### Task requirements
Set down the whole listing that follows, precisely as written.

**** Supplied material ****

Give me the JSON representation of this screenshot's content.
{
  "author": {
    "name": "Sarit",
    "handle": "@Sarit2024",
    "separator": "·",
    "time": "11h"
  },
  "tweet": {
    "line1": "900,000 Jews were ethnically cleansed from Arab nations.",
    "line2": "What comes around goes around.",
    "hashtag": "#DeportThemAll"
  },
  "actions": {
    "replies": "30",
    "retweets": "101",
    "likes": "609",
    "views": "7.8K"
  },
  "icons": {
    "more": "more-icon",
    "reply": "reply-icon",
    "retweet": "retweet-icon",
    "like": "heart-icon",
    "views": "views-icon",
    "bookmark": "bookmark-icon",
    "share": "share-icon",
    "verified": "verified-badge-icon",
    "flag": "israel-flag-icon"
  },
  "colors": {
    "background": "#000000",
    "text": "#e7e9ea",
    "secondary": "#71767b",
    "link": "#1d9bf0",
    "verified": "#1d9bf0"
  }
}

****

### Result of the task
Give me the JSON representation of this screenshot's content.
{
  "author": {
    "name": "Sarit",
    "handle": "@Sarit2024",
    "separator": "·",
    "time": "11h"
  },
  "tweet": {
    "line1": "900,000 Jews were ethnically cleansed from Arab nations.",
    "line2": "What comes around goes around.",
    "hashtag": "#DeportThemAll"
  },
  "actions": {
    "replies": "30",
    "retweets": "101",
    "likes": "609",
    "views": "7.8K"
  },
  "icons": {
    "more": "more-icon",
    "reply": "reply-icon",
    "retweet": "retweet-icon",
    "like": "heart-icon",
    "views": "views-icon",
    "bookmark": "bookmark-icon",
    "share": "share-icon",
    "verified": "verified-badge-icon",
    "flag": "israel-flag-icon"
  },
  "colors": {
    "background": "#000000",
    "text": "#e7e9ea",
    "secondary": "#71767b",
    "link": "#1d9bf0",
    "verified": "#1d9bf0"
  }
}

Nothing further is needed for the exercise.